Segment Start: Data for review
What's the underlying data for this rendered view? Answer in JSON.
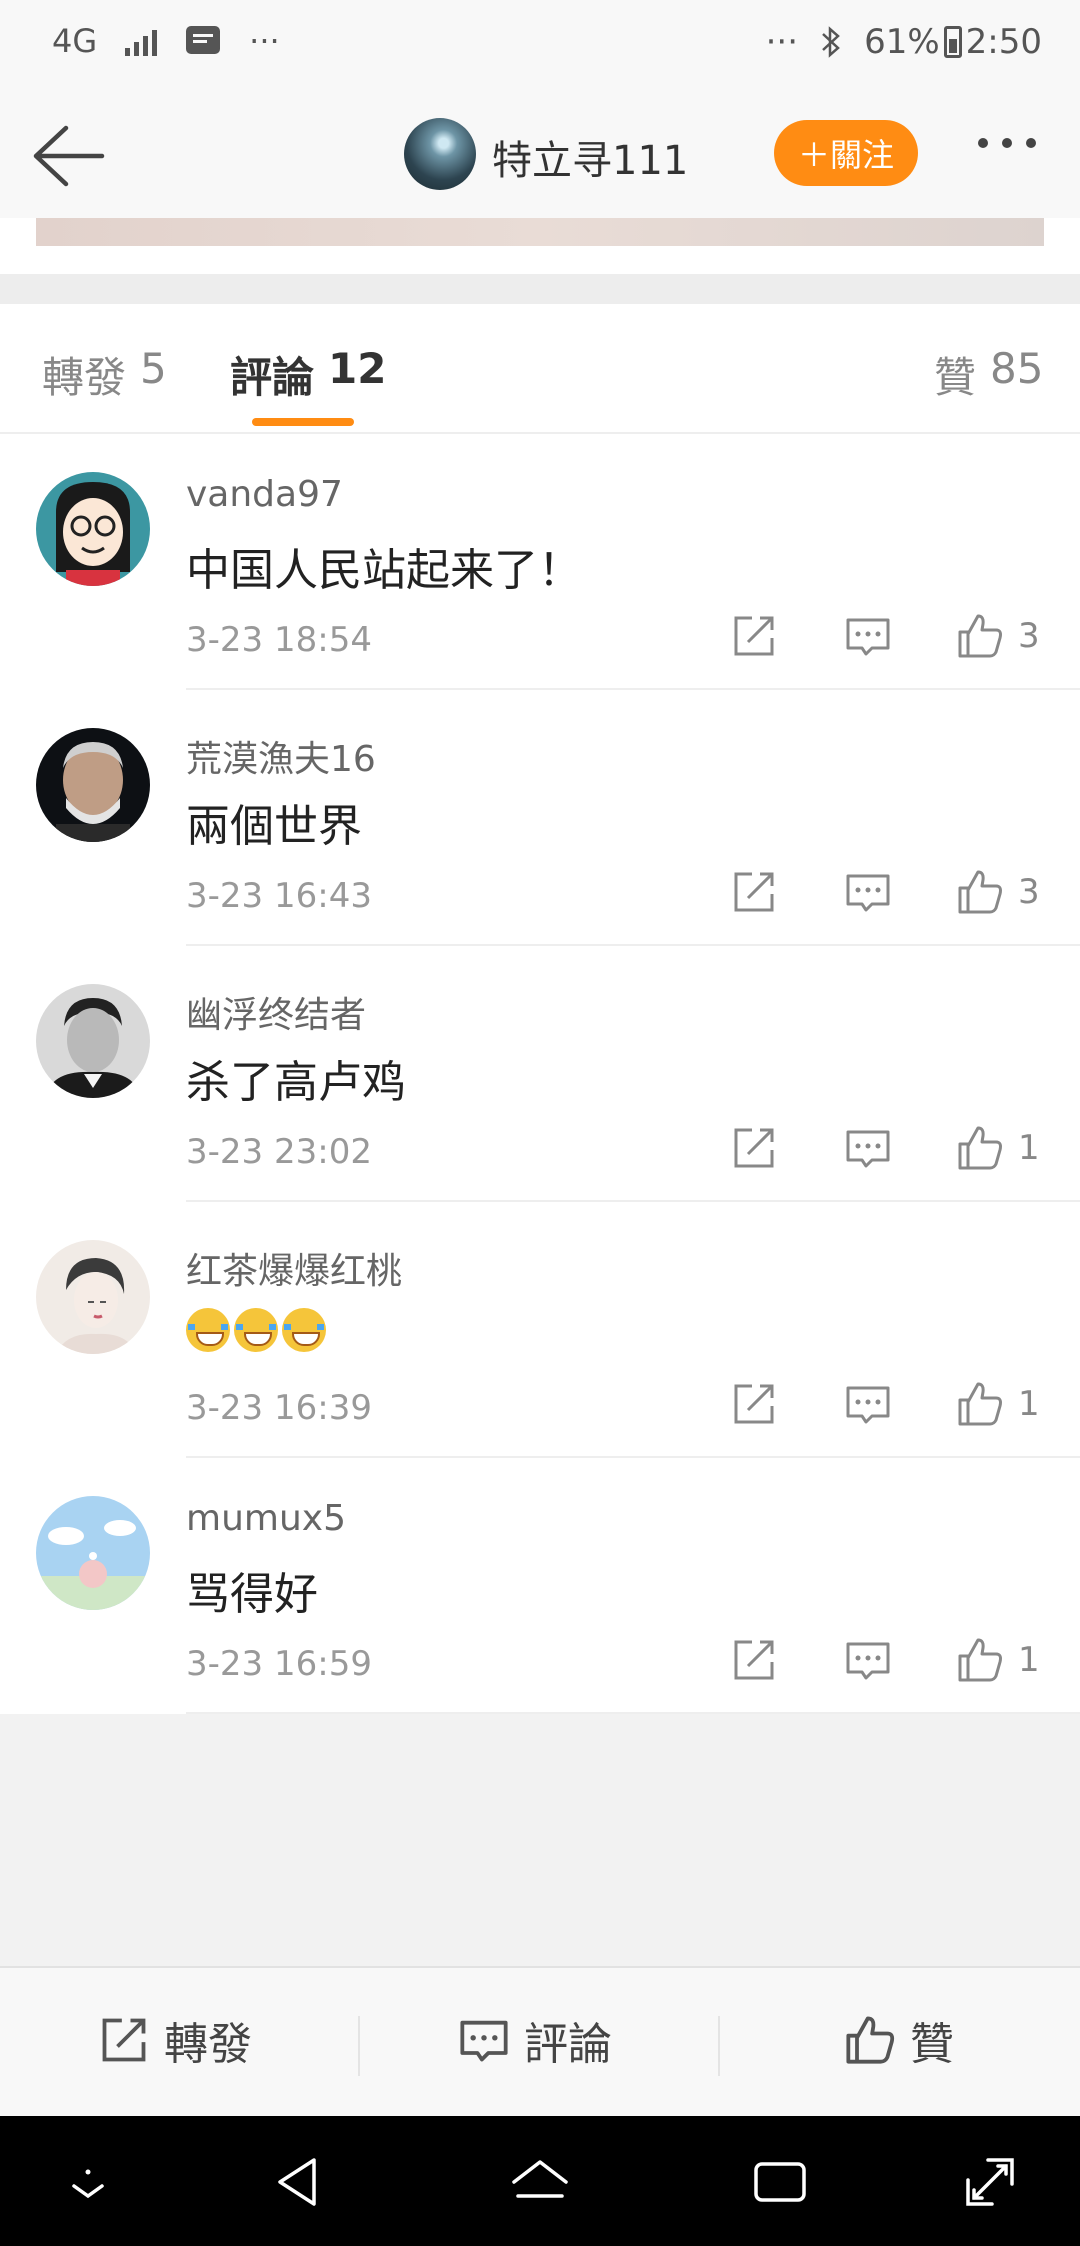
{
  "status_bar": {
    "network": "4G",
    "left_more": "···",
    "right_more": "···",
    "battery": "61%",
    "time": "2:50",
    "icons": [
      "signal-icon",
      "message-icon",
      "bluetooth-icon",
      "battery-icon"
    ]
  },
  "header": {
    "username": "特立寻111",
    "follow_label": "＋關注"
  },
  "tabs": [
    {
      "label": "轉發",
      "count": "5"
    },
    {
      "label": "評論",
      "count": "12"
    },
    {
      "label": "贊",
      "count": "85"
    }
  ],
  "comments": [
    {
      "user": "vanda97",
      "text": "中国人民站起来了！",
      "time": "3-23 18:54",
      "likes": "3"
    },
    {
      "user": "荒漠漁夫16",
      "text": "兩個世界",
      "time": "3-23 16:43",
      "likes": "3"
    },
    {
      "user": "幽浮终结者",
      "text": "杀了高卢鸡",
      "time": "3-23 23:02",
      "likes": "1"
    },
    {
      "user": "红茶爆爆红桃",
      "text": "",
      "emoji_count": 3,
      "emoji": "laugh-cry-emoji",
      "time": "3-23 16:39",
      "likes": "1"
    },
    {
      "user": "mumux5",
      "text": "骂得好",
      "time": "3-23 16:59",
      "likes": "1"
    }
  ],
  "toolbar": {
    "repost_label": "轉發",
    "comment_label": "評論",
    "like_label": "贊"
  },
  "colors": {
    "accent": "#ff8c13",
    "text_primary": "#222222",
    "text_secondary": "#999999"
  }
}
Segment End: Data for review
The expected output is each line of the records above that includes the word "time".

    "time": "2:50",
      "time": "3-23 18:54",
      "time": "3-23 16:43",
      "time": "3-23 23:02",
      "time": "3-23 16:39",
      "time": "3-23 16:59",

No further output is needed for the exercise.